Parent talks appear to help curb risky drinking at Stanford

For the second year in a row, Stanford is reaching out to parents to ask them to talk to their freshman children about the dangers of risky drinking before school begins. It may be helping: Alcohol-related transports to the hospital decreased last year.

L.A. Cicero Ralph Castro

Ralph Castro is the director of the Office of Alcohol Policy and Education.

Last year, Stanford created an advisory group of parents to help it understand how to curb risky drinking among Stanford students. Among the group's suggestions was a letter written to the parents of incoming students, asking them to talk to their kids about drinking expectations. It appears to have worked.

Ralph Castro, the director of the Office of Alcohol Policy and Education, reflects on the success of parent outreach, combined with other initiatives sponsored by his office, in discouraging risky drinking among Stanford students.


What advice did you get from parents serving on the university's parent advisory committee last year?

They stressed how important it was for the university to directly communicate with parents about alcohol. As a result, we wrote a letter to parents encouraging them to talk to their son or daughter about alcohol before school started. The letter, which we again sent out this year, included information on questions to ask and resources to consult. Feedback on the letter was very positive, and parents appeared to appreciate our commitment to reducing high-risk drinking and its consequences.


Did parents have that discussion with their children?

Yes, we have found that more than 70 percent of frosh had a conversation with their parent or guardian before matriculating.


What is the evidence that those discussions work?

There is a growing body of scientific literature that shows that parental conversations and involvement can have protective effects. Students who have conversations with their parents or guardians tend to experience fewer alcohol-related issues.


What are the other programs you initiated during the past year to curb risky drinking?

The Office of Alcohol Policy and Education doubled the number of Cardinal Nights, which are alcohol-free social programs. Last year, we offered nearly three alcohol-free social events per weekend, and we had more than 25,000 students attend. Also, we gave away our New Red Cup. It is a red plastic cup that has measurement marks on the sides to enhance accuracy in pouring drinks.

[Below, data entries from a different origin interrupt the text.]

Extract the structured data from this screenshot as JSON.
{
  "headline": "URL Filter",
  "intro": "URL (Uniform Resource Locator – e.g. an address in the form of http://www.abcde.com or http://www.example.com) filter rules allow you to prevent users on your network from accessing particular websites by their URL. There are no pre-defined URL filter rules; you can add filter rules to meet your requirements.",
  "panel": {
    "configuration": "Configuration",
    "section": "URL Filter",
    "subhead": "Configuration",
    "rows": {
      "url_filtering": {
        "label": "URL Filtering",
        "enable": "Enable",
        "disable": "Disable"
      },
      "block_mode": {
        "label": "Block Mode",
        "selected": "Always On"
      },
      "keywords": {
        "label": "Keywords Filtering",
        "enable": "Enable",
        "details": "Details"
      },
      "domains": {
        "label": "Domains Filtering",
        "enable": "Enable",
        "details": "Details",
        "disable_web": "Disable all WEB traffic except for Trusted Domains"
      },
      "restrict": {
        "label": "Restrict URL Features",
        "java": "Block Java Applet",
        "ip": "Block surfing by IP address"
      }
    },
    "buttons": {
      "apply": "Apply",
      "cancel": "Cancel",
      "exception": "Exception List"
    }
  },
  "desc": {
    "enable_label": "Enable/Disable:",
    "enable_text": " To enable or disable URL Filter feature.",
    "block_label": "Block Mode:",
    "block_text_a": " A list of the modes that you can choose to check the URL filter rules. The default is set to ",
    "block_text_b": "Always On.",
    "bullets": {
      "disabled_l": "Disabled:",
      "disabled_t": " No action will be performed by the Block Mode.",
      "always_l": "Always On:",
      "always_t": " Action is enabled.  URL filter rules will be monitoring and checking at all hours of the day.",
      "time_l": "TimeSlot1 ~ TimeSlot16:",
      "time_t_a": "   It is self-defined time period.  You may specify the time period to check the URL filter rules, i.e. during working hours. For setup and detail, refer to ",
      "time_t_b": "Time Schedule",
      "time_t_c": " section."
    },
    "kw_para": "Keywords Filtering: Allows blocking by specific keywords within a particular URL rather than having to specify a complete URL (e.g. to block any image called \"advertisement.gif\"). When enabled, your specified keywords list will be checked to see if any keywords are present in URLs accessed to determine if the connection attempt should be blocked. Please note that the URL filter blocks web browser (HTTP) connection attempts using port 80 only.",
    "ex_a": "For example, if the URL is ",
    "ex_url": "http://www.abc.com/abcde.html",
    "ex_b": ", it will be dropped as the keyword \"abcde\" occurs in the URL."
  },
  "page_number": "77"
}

The cup includes a line at the top rim designated for what we call "equally attractive non-alcoholic beverages." The cup has been well received. It has a QR code on it that leads students to our new iPhone app, called Cheers OAPE. That app keeps track of the number of drinks students have and calculates blood-alcohol concentration in real time. The app also provides feedback to students in the moment.


Is there evidence the programs were successful?

After five years of increases in our alcohol-related emergency room transports, we saw a reduction last year. We also saw a leveling out for high-risk drinking behaviors. The sheer number of students attending our Cardinal Nights events is a testament to their popularity. Many of these programs sell out, even though we don't charge for most of them. These are all signs that we are beginning to see some shifts in the alcohol culture in a healthy and positive direction. However, we still have more work to do.


How does Stanford compare to its peers?

Stanford is a leader. We just concluded a two-year stint in the National College Health Improvement Program to address high-risk drinking. It was a learning collaborative of 32 schools. We collected data and shared lessons learned. Stanford was frequently asked to share our programs and progress with the other schools, and we met our benchmarks and objectives. This past year, Stanford was selected to present its data and programs at national and regional conferences.


What advice do you give to parents to help them talk to their children about alcohol use?

Be open, frank and honest with your son or daughter. Provide clear and consistent expectations for them. Don't be afraid to discuss these topics, or your experiences, with your student. Things have changed since your time in college. High-risk drinking activities such as rapid hard-liquor consumption are different now. It's important to have these conversations, not just once, but frequently during their time here.